A woman who accused Los Angeles Dodgers pitcher Trevor Bauer of sexual assault has been denied a permanent domestic violence restraining order against him, court documents obtained by E! News show.
In late June, the 27-year-old obtained a temporary order against the 2020 Cy Young winner, in which she claimed that he choked her until she passed out and punched her during sex, causing injuries that required hospitalization. Earlier this week, the accuser testified against the MLB player, who has denied allegations of assault and said the two engaged in consensual sex twice, NBC News reported.
But at a civil court hearing on Thursday, Aug. 19, Los Angeles County Superior Court Judge Dianna Gould-Saltman denied the woman's bid for a permanent restraining order against Bauer and dissolved the temporary one she had previously obtained. The judge determined that Bauer did not pose a threat to the woman and that her injuries were not the result of anything she verbally objected to, according to ESPN.
The judge said the "injuries as shown in the photographs are terrible" but added, "If she set limits and he exceeded them, this case would've been clear. But she set limits without considering all the consequences, and respondent did not exceed limits that the petitioner set," according to ESPN.
Lisa Helfend Meyer, the plaintiff's attorney, said in a statement to E! News, "While our client is disappointed about the judge's ruling, she is hopeful that Mr. Bauer will voluntarily seek the help he needs to make sure that no other woman in a dating relationship with him suffers the same traumatic fate that she did. That is why she was willing to come forward and endure the victim blaming from Mr. Bauer that she knew would inevitably result. Keeping not only herself but also other women safe from the hands of this troubled man has always been a priority—and will continue to be so."
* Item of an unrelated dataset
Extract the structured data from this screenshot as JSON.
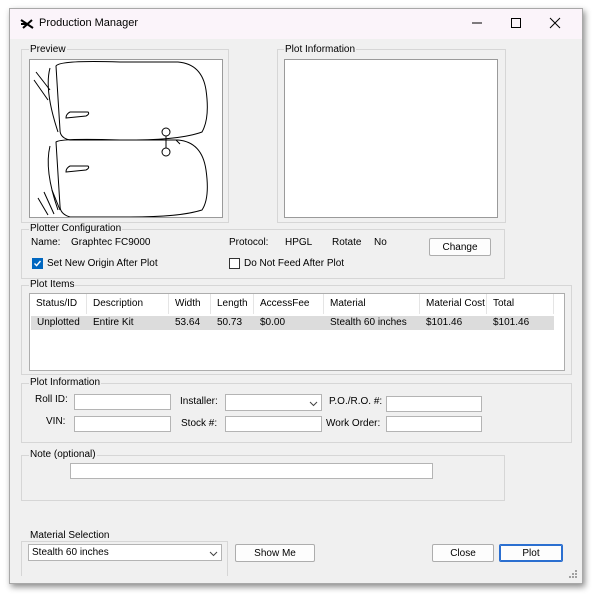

Bauer's attorneys, Shawn Holley and Jon Fetterolf, said in a statement following the ruling, "We are grateful to the Los Angeles Superior Court for denying the request for a permanent restraining order and dissolving the temporary restraining order against Mr. Bauer today. While we have expected this outcome since the petition was filed in June, we appreciate the Court reviewing all relevant information and testimony to make this informed decision."
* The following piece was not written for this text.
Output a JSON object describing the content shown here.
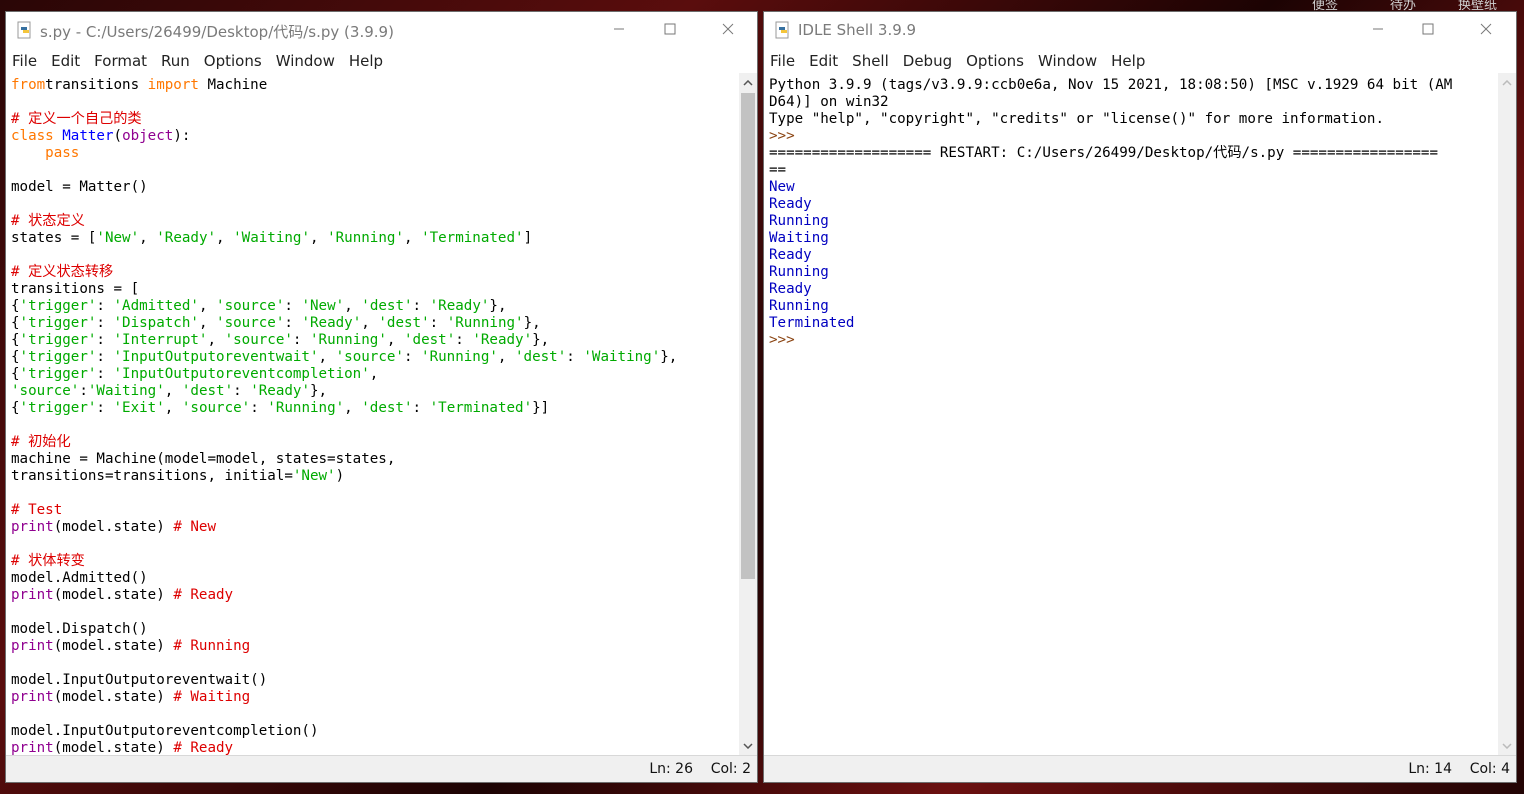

Around the time the temporary restraining order was granted, Police launched an investigation into the two alleged encounters between the woman and Bauer, which the woman said occurred April 21 and May 16 at Bauer's home in Pasadena, Calif. No arrests have been made and no criminal charges have been filed against the athlete.
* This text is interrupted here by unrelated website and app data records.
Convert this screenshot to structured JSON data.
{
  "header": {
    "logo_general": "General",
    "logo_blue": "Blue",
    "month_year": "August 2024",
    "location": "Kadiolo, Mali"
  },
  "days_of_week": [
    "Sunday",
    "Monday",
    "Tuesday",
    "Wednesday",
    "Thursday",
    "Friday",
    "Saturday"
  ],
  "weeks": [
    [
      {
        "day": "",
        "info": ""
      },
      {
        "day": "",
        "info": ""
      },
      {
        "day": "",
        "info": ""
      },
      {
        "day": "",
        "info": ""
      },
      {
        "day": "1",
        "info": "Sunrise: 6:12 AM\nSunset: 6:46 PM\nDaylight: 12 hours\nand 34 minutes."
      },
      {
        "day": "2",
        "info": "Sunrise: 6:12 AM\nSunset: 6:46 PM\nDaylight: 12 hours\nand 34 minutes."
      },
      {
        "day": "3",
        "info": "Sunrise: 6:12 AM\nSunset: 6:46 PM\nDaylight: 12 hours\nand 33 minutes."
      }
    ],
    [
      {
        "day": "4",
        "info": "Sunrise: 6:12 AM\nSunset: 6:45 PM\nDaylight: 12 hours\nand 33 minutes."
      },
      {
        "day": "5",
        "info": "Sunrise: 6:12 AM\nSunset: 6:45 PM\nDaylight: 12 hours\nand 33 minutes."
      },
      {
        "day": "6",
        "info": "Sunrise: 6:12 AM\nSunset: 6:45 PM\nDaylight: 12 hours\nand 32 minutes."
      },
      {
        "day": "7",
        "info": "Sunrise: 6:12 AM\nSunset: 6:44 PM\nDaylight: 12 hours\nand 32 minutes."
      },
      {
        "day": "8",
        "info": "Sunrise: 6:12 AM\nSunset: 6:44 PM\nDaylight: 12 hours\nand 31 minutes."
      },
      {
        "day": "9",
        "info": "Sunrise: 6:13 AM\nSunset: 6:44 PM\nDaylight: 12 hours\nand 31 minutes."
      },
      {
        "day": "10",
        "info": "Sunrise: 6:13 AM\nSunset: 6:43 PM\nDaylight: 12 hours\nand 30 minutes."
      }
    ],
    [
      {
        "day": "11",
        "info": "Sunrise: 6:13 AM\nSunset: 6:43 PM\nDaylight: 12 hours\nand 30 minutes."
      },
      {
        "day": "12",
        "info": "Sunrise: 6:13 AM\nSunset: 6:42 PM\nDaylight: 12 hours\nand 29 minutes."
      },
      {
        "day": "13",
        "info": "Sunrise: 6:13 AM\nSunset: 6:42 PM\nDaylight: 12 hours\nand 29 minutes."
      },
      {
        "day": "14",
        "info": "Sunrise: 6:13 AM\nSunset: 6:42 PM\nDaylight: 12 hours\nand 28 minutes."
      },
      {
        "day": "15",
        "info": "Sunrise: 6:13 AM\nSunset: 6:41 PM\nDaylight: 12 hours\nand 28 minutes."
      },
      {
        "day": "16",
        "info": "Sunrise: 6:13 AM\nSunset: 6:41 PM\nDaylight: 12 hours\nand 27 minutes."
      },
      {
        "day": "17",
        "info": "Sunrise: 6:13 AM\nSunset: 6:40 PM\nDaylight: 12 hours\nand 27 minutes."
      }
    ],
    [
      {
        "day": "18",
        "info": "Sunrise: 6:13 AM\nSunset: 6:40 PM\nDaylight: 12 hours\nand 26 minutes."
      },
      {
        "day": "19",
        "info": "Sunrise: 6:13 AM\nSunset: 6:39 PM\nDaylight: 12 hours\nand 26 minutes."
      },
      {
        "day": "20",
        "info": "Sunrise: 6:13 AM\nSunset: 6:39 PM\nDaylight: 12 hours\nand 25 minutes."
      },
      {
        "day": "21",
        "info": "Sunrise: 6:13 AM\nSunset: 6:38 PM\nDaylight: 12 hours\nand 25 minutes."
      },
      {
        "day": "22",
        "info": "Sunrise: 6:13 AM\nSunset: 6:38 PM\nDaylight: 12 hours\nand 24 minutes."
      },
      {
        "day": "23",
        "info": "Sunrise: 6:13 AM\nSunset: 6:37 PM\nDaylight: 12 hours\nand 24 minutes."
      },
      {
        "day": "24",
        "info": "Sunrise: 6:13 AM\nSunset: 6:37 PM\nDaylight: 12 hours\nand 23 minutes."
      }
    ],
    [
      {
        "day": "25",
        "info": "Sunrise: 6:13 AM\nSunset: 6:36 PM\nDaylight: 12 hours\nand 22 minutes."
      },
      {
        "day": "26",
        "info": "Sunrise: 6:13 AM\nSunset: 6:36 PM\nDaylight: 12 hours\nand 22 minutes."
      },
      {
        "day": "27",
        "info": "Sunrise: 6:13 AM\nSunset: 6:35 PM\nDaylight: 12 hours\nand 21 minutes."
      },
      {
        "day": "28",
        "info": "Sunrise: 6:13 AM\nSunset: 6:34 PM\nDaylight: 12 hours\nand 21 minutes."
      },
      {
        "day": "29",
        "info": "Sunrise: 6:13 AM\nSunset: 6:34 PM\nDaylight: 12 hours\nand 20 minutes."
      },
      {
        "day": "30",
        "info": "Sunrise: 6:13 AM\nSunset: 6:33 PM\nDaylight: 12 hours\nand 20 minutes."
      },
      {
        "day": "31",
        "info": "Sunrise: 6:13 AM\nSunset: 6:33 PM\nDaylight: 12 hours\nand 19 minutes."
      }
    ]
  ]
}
Fetterolf had previously said in a statement that Bauer had had a "brief and wholly consensual sexual relationship initiated by" the woman beginning in April and which included "only two meetings."
"Her basis for filing a protection order is nonexistent, fraudulent, and deliberately omits key facts, information, and her own relevant communications," the attorney said. "Any allegations that the pair's encounters were not 100% consensual are baseless, defamatory, and will be refuted to the fullest extent of the law."
In a declaration given under the penalty of perjury, the woman said in June, according to ESPN, "I agreed to have consensual sex. However, I did not agree or consent to what he did next. I did not agree to be sexually assaulted."